The task:
Repeat the data exactly, leaving out any image.

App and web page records
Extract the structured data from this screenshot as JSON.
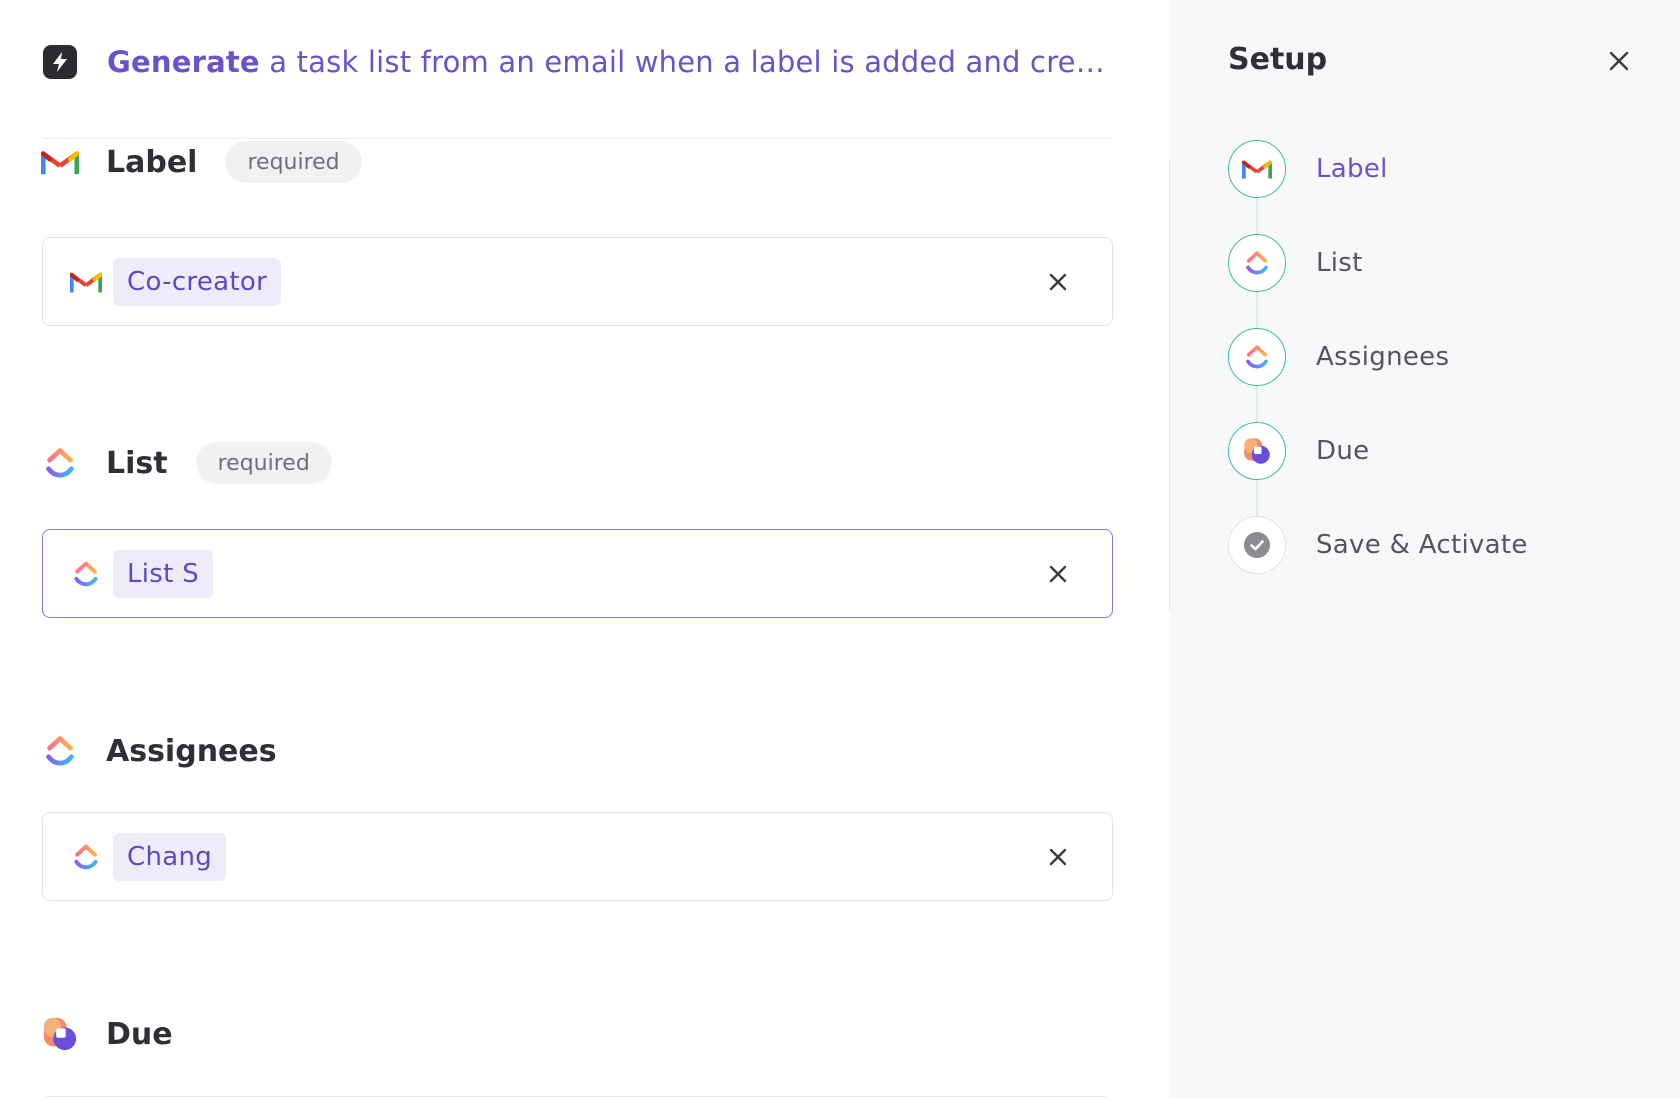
{
  "header": {
    "verb": "Generate",
    "description": " a task list from an email when a label is added and create a ..."
  },
  "fields": {
    "label": {
      "title": "Label",
      "badge": "required",
      "value": "Co-creator"
    },
    "list": {
      "title": "List",
      "badge": "required",
      "value": "List S"
    },
    "assignees": {
      "title": "Assignees",
      "value": "Chang"
    },
    "due": {
      "title": "Due"
    }
  },
  "setup": {
    "title": "Setup",
    "steps": [
      {
        "label": "Label",
        "icon": "gmail-icon",
        "state": "active"
      },
      {
        "label": "List",
        "icon": "clickup-icon",
        "state": "done"
      },
      {
        "label": "Assignees",
        "icon": "clickup-icon",
        "state": "done"
      },
      {
        "label": "Due",
        "icon": "due-app-icon",
        "state": "done"
      },
      {
        "label": "Save & Activate",
        "icon": "check-circle-icon",
        "state": "pending"
      }
    ]
  },
  "colors": {
    "accent": "#6a52c9",
    "chip_bg": "#eeebfa",
    "step_ring": "#3fbf8f",
    "panel_bg": "#f7f8fa"
  }
}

Expected answer:
Extract the structured data from this screenshot as JSON.
{
  "header": {
    "verb": "Generate",
    "description": " a task list from an email when a label is added and create a ..."
  },
  "fields": {
    "label": {
      "title": "Label",
      "badge": "required",
      "value": "Co-creator"
    },
    "list": {
      "title": "List",
      "badge": "required",
      "value": "List S"
    },
    "assignees": {
      "title": "Assignees",
      "value": "Chang"
    },
    "due": {
      "title": "Due"
    }
  },
  "setup": {
    "title": "Setup",
    "steps": [
      {
        "label": "Label",
        "icon": "gmail-icon",
        "state": "active"
      },
      {
        "label": "List",
        "icon": "clickup-icon",
        "state": "done"
      },
      {
        "label": "Assignees",
        "icon": "clickup-icon",
        "state": "done"
      },
      {
        "label": "Due",
        "icon": "due-app-icon",
        "state": "done"
      },
      {
        "label": "Save & Activate",
        "icon": "check-circle-icon",
        "state": "pending"
      }
    ]
  },
  "colors": {
    "accent": "#6a52c9",
    "chip_bg": "#eeebfa",
    "step_ring": "#3fbf8f",
    "panel_bg": "#f7f8fa"
  }
}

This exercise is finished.